Some states even had huge billboards remaining along the way.  Yup, I'll agree those huge signs were a blight on the landscape, but nevertheless, they did make finding and deciding on destinations much easier.  I didn't really miss the signs until we began to travel and find ourselves looking for answers.

Mr. Mills suggested in the WCSh6 story that the most of the needs were resolved as most travelers now use smart phones, or GPS systems to guide them to various places.  I don't have a smart phone but I do have both a DeLorme GPS receiver connected to a laptop computer and now the even easier to use Garmin.  I did like the DeLorme mapping program on the computer better than the Garmin only because the display was bigger.

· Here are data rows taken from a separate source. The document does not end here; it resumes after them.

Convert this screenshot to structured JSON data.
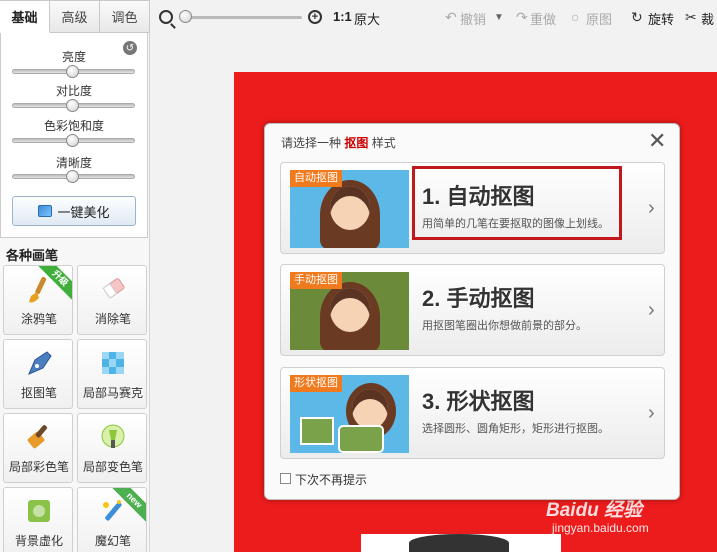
{
  "left_panel": {
    "tabs": [
      "基础",
      "高级",
      "调色"
    ],
    "sliders": [
      {
        "label": "亮度",
        "value": 0.5
      },
      {
        "label": "对比度",
        "value": 0.5
      },
      {
        "label": "色彩饱和度",
        "value": 0.5
      },
      {
        "label": "清晰度",
        "value": 0.5
      }
    ],
    "beautify_label": "一键美化",
    "brushes_title": "各种画笔",
    "tools": [
      {
        "label": "涂鸦笔",
        "badge": "升级",
        "icon": "paint-brush-icon"
      },
      {
        "label": "消除笔",
        "icon": "eraser-icon"
      },
      {
        "label": "抠图笔",
        "icon": "pen-nib-icon"
      },
      {
        "label": "局部马赛克",
        "icon": "mosaic-icon"
      },
      {
        "label": "局部彩色笔",
        "icon": "color-brush-icon"
      },
      {
        "label": "局部变色笔",
        "icon": "color-change-icon"
      },
      {
        "label": "背景虚化",
        "icon": "blur-icon"
      },
      {
        "label": "魔幻笔",
        "badge": "new",
        "icon": "magic-wand-icon"
      }
    ]
  },
  "toolbar": {
    "zoom_ratio": "1:1",
    "original_size": "原大",
    "undo": "撤销",
    "redo": "重做",
    "original": "原图",
    "rotate": "旋转",
    "crop": "裁"
  },
  "dialog": {
    "title_prefix": "请选择一种",
    "title_highlight": "抠图",
    "title_suffix": "样式",
    "options": [
      {
        "tag": "自动抠图",
        "title": "1. 自动抠图",
        "desc": "用简单的几笔在要抠取的图像上划线。"
      },
      {
        "tag": "手动抠图",
        "title": "2. 手动抠图",
        "desc": "用抠图笔圈出你想做前景的部分。"
      },
      {
        "tag": "形状抠图",
        "title": "3. 形状抠图",
        "desc": "选择圆形、圆角矩形，矩形进行抠图。"
      }
    ],
    "dont_show_again": "下次不再提示"
  },
  "watermark": {
    "brand": "Baidu 经验",
    "url": "jingyan.baidu.com"
  },
  "colors": {
    "canvas_red": "#ec1c1c",
    "highlight": "#c2171c",
    "tag_orange": "#f07a1e"
  }
}
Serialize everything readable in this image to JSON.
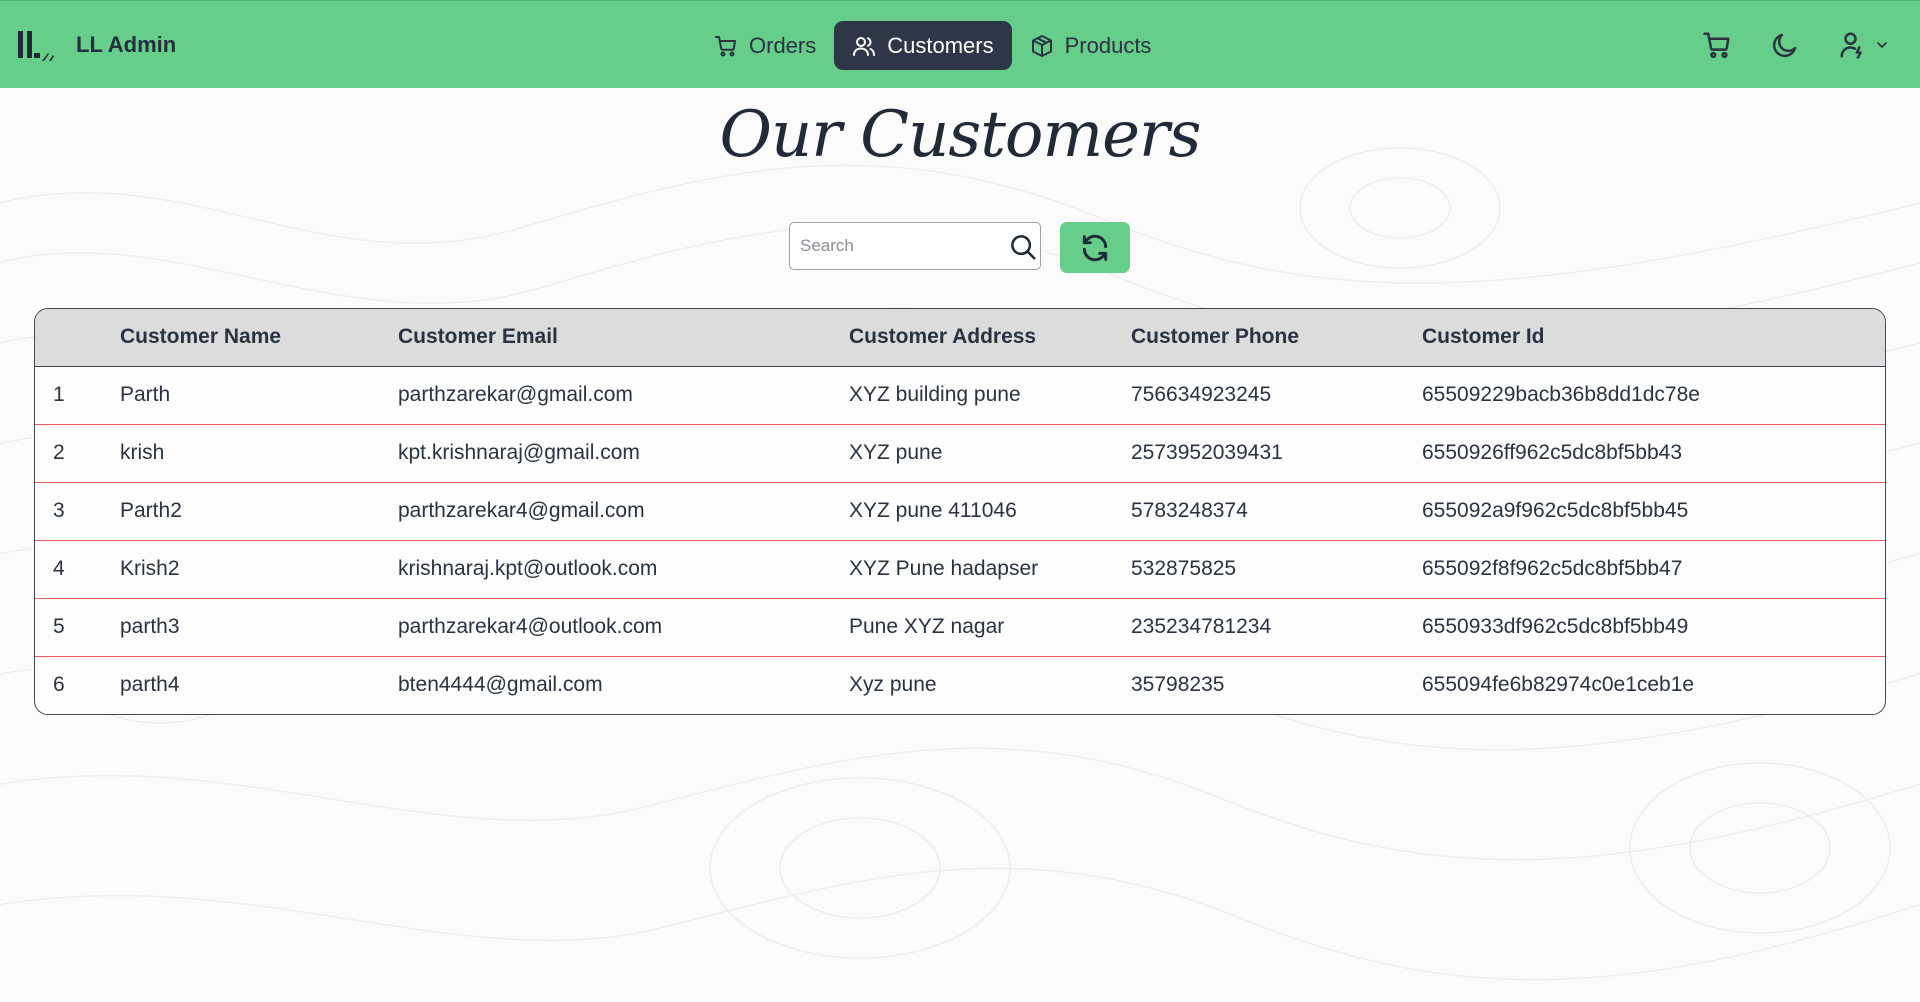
{
  "colors": {
    "topbar": "#66cd8a",
    "active_nav": "#2e3747",
    "row_divider": "#e35b5b",
    "header_row": "#dcdcdc"
  },
  "brand": {
    "name": "LL Admin",
    "logo_icon": "ll-logo-icon"
  },
  "nav": {
    "orders": {
      "label": "Orders",
      "icon": "cart-icon"
    },
    "customers": {
      "label": "Customers",
      "icon": "users-icon",
      "active": true
    },
    "products": {
      "label": "Products",
      "icon": "box-icon"
    }
  },
  "top_actions": [
    "cart-icon",
    "moon-icon",
    "user-menu-icon",
    "chevron-down-icon"
  ],
  "page": {
    "title": "Our Customers"
  },
  "search": {
    "placeholder": "Search",
    "value": ""
  },
  "refresh": {
    "icon": "refresh-icon"
  },
  "table": {
    "headers": [
      "",
      "Customer Name",
      "Customer Email",
      "Customer Address",
      "Customer Phone",
      "Customer Id"
    ],
    "rows": [
      [
        "1",
        "Parth",
        "parthzarekar@gmail.com",
        "XYZ building pune",
        "756634923245",
        "65509229bacb36b8dd1dc78e"
      ],
      [
        "2",
        "krish",
        "kpt.krishnaraj@gmail.com",
        "XYZ pune",
        "2573952039431",
        "6550926ff962c5dc8bf5bb43"
      ],
      [
        "3",
        "Parth2",
        "parthzarekar4@gmail.com",
        "XYZ pune 411046",
        "5783248374",
        "655092a9f962c5dc8bf5bb45"
      ],
      [
        "4",
        "Krish2",
        "krishnaraj.kpt@outlook.com",
        "XYZ Pune hadapser",
        "532875825",
        "655092f8f962c5dc8bf5bb47"
      ],
      [
        "5",
        "parth3",
        "parthzarekar4@outlook.com",
        "Pune XYZ nagar",
        "235234781234",
        "6550933df962c5dc8bf5bb49"
      ],
      [
        "6",
        "parth4",
        "bten4444@gmail.com",
        "Xyz pune",
        "35798235",
        "655094fe6b82974c0e1ceb1e"
      ]
    ]
  }
}
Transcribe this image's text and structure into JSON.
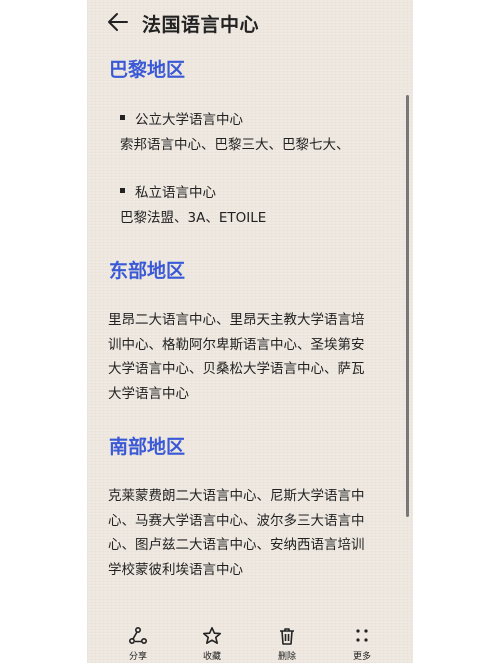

Nevertheless, I still, and did with the electronic helpers too, rely on the signage to help me find destinations.

Mr. Mills and his group are not saying that all signs must be eliminated but there's quite a list that could disappear.  That list was published late Wednesday on the Press Herald's web page.  I think you can find a story about the signs there, also, but you may have to do some navigating to find it.

Many of the signs are for schools and businesses but I personally don't find them objectionable.  Many of them are for places not really close to an interchange but so what?  They are where they tell me it's time to leave the Interstate to find them.  The ones I see are mostly informational.  If they once again become those huge gaudy signs, then I might change my mind.

Naturally some communities and businesses are objecting to the potential loss of the signs and I don't blame them.  The solution, if Mr. Mills and his group want a way out, is to get our congressional critters to do something for Maine and get the rules changed.